Assignment. A copy is needed of each line in the records that has the word "Traffic".

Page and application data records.
↓↓↓

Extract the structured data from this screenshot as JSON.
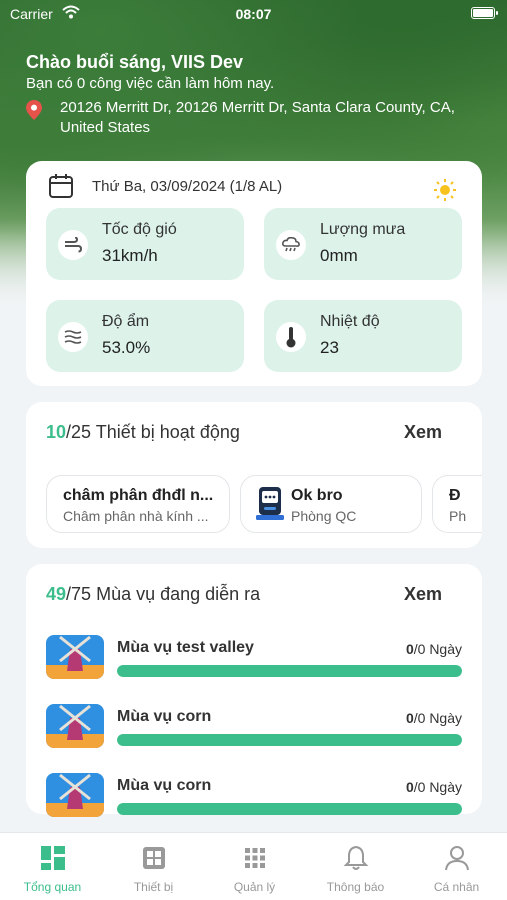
{
  "status_bar": {
    "carrier": "Carrier",
    "time": "08:07"
  },
  "header": {
    "greeting": "Chào buổi sáng, VIIS Dev",
    "subtitle": "Bạn có 0 công việc cần làm hôm nay.",
    "address": "20126 Merritt Dr, 20126 Merritt Dr, Santa Clara County, CA, United States"
  },
  "weather": {
    "date": "Thứ Ba, 03/09/2024 (1/8 AL)",
    "tiles": [
      {
        "label": "Tốc độ gió",
        "value": "31km/h",
        "icon": "wind-icon"
      },
      {
        "label": "Lượng mưa",
        "value": "0mm",
        "icon": "rain-cloud-icon"
      },
      {
        "label": "Độ ẩm",
        "value": "53.0%",
        "icon": "humidity-icon"
      },
      {
        "label": "Nhiệt độ",
        "value": "23",
        "icon": "thermometer-icon"
      }
    ]
  },
  "devices": {
    "active": "10",
    "total": "/25",
    "title": "Thiết bị hoạt động",
    "view_label": "Xem",
    "items": [
      {
        "name": "châm phân đhđl n...",
        "location": "Châm phân nhà kính ..."
      },
      {
        "name": "Ok bro",
        "location": "Phòng QC"
      },
      {
        "name": "Đ",
        "location": "Ph"
      }
    ]
  },
  "seasons": {
    "active": "49",
    "total": "/75",
    "title": "Mùa vụ đang diễn ra",
    "view_label": "Xem",
    "items": [
      {
        "name": "Mùa vụ test valley",
        "done": "0",
        "rest": "/0 Ngày",
        "progress": 1.0
      },
      {
        "name": "Mùa vụ corn",
        "done": "0",
        "rest": "/0 Ngày",
        "progress": 1.0
      },
      {
        "name": "Mùa vụ corn",
        "done": "0",
        "rest": "/0 Ngày",
        "progress": 1.0
      }
    ]
  },
  "tabbar": {
    "tabs": [
      {
        "label": "Tổng quan",
        "icon": "dashboard-icon",
        "active": true
      },
      {
        "label": "Thiết bị",
        "icon": "device-grid-icon",
        "active": false
      },
      {
        "label": "Quản lý",
        "icon": "apps-grid-icon",
        "active": false
      },
      {
        "label": "Thông báo",
        "icon": "bell-icon",
        "active": false
      },
      {
        "label": "Cá nhân",
        "icon": "user-icon",
        "active": false
      }
    ]
  },
  "colors": {
    "accent": "#3cbe8c",
    "tile_bg": "#ddf3ea"
  }
}
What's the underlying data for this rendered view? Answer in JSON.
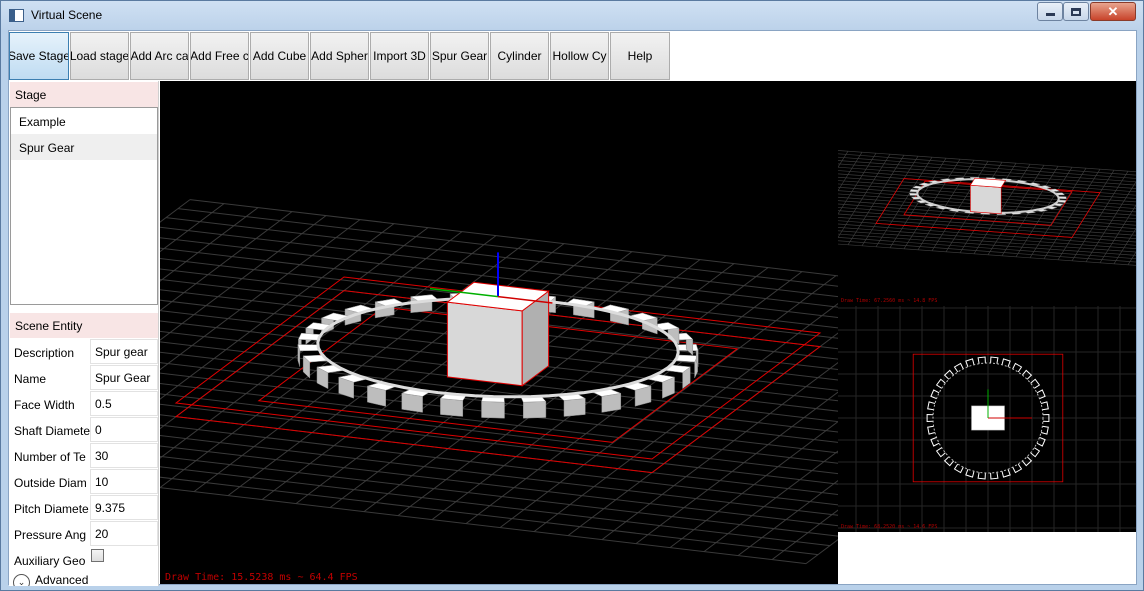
{
  "window": {
    "title": "Virtual Scene",
    "minimize_icon": "minimize-icon",
    "maximize_icon": "maximize-icon",
    "close_icon": "close-icon",
    "close_glyph": "✕"
  },
  "toolbar": {
    "buttons": [
      {
        "label": "Save Stage",
        "active": true
      },
      {
        "label": "Load stage"
      },
      {
        "label": "Add Arc ca"
      },
      {
        "label": "Add Free c"
      },
      {
        "label": "Add Cube"
      },
      {
        "label": "Add Spher"
      },
      {
        "label": "Import 3D"
      },
      {
        "label": "Spur Gear"
      },
      {
        "label": "Cylinder"
      },
      {
        "label": "Hollow Cy"
      },
      {
        "label": "Help"
      }
    ]
  },
  "stage": {
    "header": "Stage",
    "items": [
      {
        "label": "Example"
      },
      {
        "label": "Spur Gear",
        "selected": true
      }
    ]
  },
  "entity": {
    "header": "Scene Entity",
    "properties": [
      {
        "label": "Description",
        "value": "Spur gear"
      },
      {
        "label": "Name",
        "value": "Spur Gear"
      },
      {
        "label": "Face Width",
        "value": "0.5"
      },
      {
        "label": "Shaft Diamete",
        "value": "0"
      },
      {
        "label": "Number of Te",
        "value": "30"
      },
      {
        "label": "Outside Diam",
        "value": "10"
      },
      {
        "label": "Pitch Diamete",
        "value": "9.375"
      },
      {
        "label": "Pressure Ang",
        "value": "20"
      }
    ],
    "auxiliary_label": "Auxiliary Geo",
    "auxiliary_checked": false,
    "advanced_label": "Advanced",
    "advanced_icon": "chevron-down-icon",
    "advanced_glyph": "⌄"
  },
  "viewport": {
    "status": "Draw Time: 15.5238 ms ~ 64.4 FPS",
    "top_status": "Draw Time: 67.2560 ms ~ 14.8 FPS",
    "plan_status": "Draw Time: 68.2520 ms ~ 14.6 FPS",
    "gear_teeth": 30,
    "colors": {
      "background": "#000000",
      "grid": "#3a3a3a",
      "bounds": "#e00000",
      "x_axis": "#d00000",
      "y_axis": "#00b000",
      "z_axis": "#0000ff",
      "model": "#ffffff"
    }
  }
}
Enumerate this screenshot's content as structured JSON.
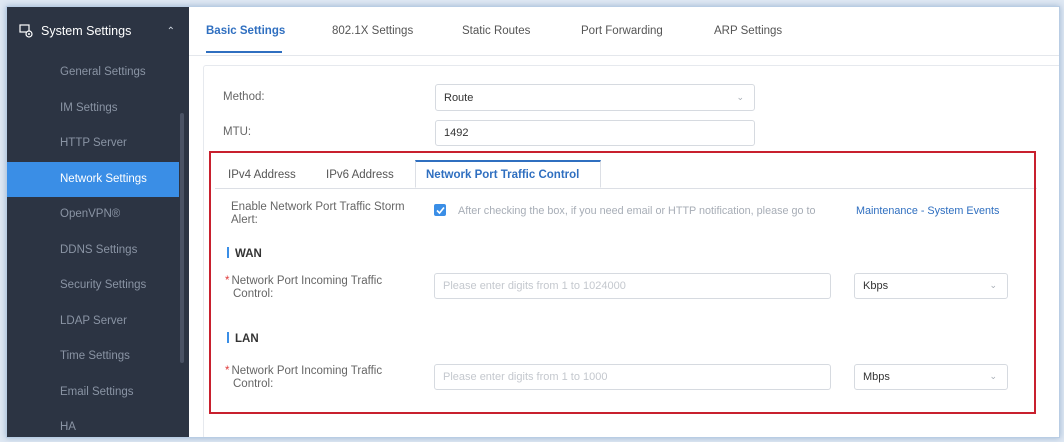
{
  "sidebar": {
    "header": "System Settings",
    "items": [
      {
        "label": "General Settings",
        "active": false
      },
      {
        "label": "IM Settings",
        "active": false
      },
      {
        "label": "HTTP Server",
        "active": false
      },
      {
        "label": "Network Settings",
        "active": true
      },
      {
        "label": "OpenVPN®",
        "active": false
      },
      {
        "label": "DDNS Settings",
        "active": false
      },
      {
        "label": "Security Settings",
        "active": false
      },
      {
        "label": "LDAP Server",
        "active": false
      },
      {
        "label": "Time Settings",
        "active": false
      },
      {
        "label": "Email Settings",
        "active": false
      },
      {
        "label": "HA",
        "active": false
      }
    ]
  },
  "tabs": [
    {
      "label": "Basic Settings",
      "active": true
    },
    {
      "label": "802.1X Settings",
      "active": false
    },
    {
      "label": "Static Routes",
      "active": false
    },
    {
      "label": "Port Forwarding",
      "active": false
    },
    {
      "label": "ARP Settings",
      "active": false
    }
  ],
  "form": {
    "method_label": "Method:",
    "method_value": "Route",
    "mtu_label": "MTU:",
    "mtu_value": "1492"
  },
  "inner_tabs": [
    {
      "label": "IPv4 Address",
      "active": false
    },
    {
      "label": "IPv6 Address",
      "active": false
    },
    {
      "label": "Network Port Traffic Control",
      "active": true
    }
  ],
  "storm": {
    "label_line1": "Enable Network Port Traffic Storm",
    "label_line2": "Alert:",
    "checked": true,
    "note": "After checking the box, if you need email or HTTP notification, please go to",
    "link": "Maintenance - System Events"
  },
  "wan": {
    "title": "WAN",
    "label_line1": "Network Port Incoming Traffic",
    "label_line2": "Control:",
    "placeholder": "Please enter digits from 1 to 1024000",
    "unit": "Kbps"
  },
  "lan": {
    "title": "LAN",
    "label_line1": "Network Port Incoming Traffic",
    "label_line2": "Control:",
    "placeholder": "Please enter digits from 1 to 1000",
    "unit": "Mbps"
  },
  "colors": {
    "accent": "#2f6fc0",
    "sidebar_bg": "#2c3443",
    "active_item": "#3a8ee6",
    "highlight_frame": "#c8202e"
  }
}
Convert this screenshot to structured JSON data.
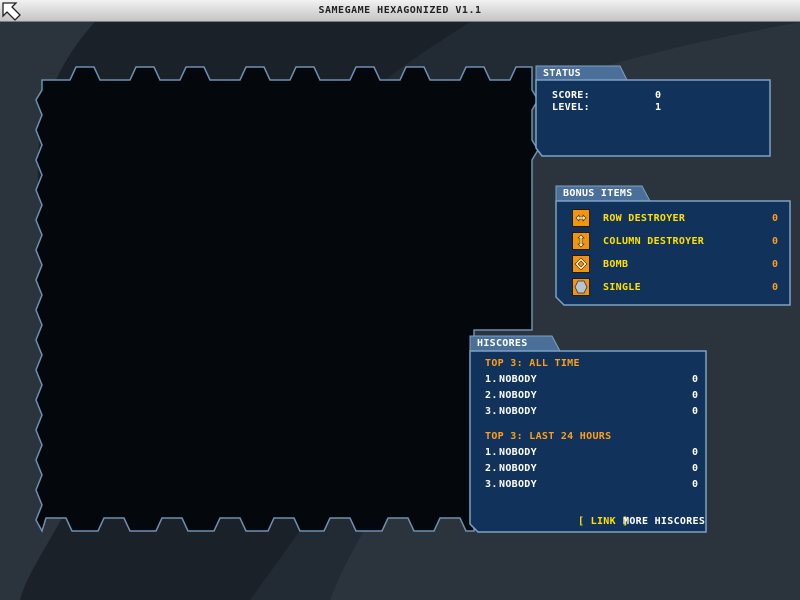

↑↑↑

Result of this exercise.
      "label": "Network Port Traffic Control",
    "label_line1": "Enable Network Port Traffic Storm",
    "label_line1": "Network Port Incoming Traffic",
    "label_line1": "Network Port Incoming Traffic",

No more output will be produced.